The UK Government will attend the first negotiations meeting in Uruguay for a global plastics treaty
This week, the UK Government (28 November 2022) is attending the first Intergovernmental Negotiating Committee (INC) meeting in Uruguay to kickstart negotiations on the new, landmark legally binding treaty that aims to end plastic pollution by 2040.
The first meeting will allow the UK, alongside other United Nations member countries, to assert their initial negotiating position, set the direction of discussions and reinforce the treaty’s overarching objective: to bring an end to plastic pollution globally.
Plastic pollution is one of the greatest environmental threats that we currently face. Current commitments around the world will only reduce the annual discharge of plastic into the ocean by 7% by 2040 according to the Breaking the Plastic Wave report published by the Pew Charitable Trusts. The new treaty would set obligations on countries to reduce pollution across the whole plastics lifecycle, reducing consumption of plastic, re-using plastic products and improving waste management systems.
Environment Secretary Thérèse Coffey said:
“The images of marine life trapped in plastic waste remind us why global cooperation to end plastic pollution is so important.
“The UK is leading the way with action to cut waste domestically and this week we will join other high ambition countries in Uruguay to help set the foundations of an ambitious treaty to end plastic pollution by 2040.”
The UK continues to be at the forefront of tackling global plastic pollution, co-sponsoring the proposal to prepare the new treaty at the UK Environment Assembly in February 2022; leading on a series of dialogue meetings to help inform the UK’s negotiating position for an impactful treaty; and being a founding member of the High Ambition Coalition to End Plastic Pollution, a group of more than 40 countries calling for a target under the treaty to stop plastic from flowing into our lands and ocean by 2040.

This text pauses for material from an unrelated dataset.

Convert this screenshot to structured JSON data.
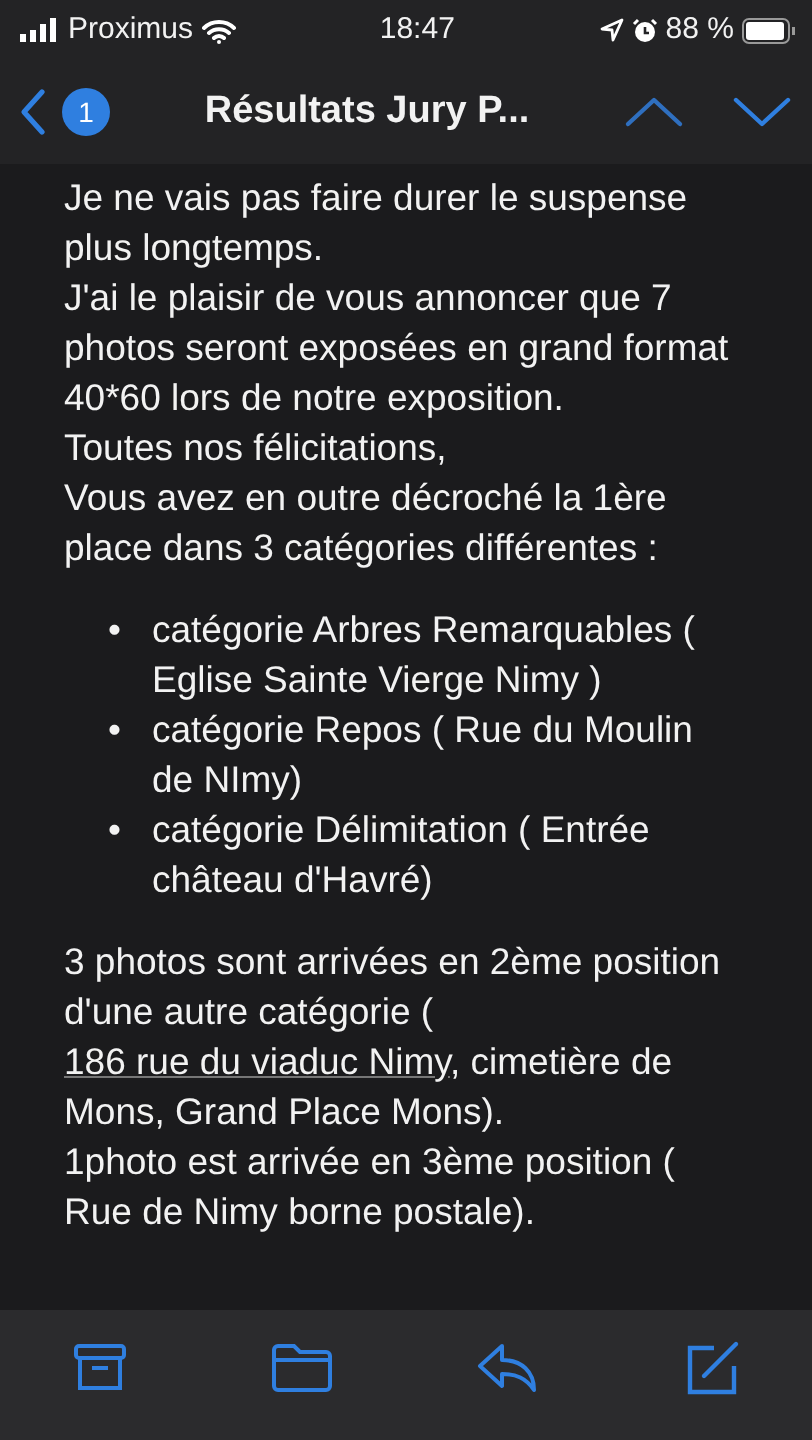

The UK has also taken action at home by banning microbeads in rinse-off personal care products and restricting the supply of plastic straws, plastic drink stirrers and plastic-stemmed cotton buds. Our carrier bag charge has reduced the use of single-use carrier bags in the main supermarkets by over 97%.
The introduction of extended producer responsibility for packaging will ensure producers cover the costs of collecting and managing plastic waste, and our plastic packaging tax will incentivise businesses to use recycled plastic in the manufacture of plastic packaging.
United Nations member states have agreed to a schedule of five INC meetings with hopes to finalise the treaty by the end of 2024.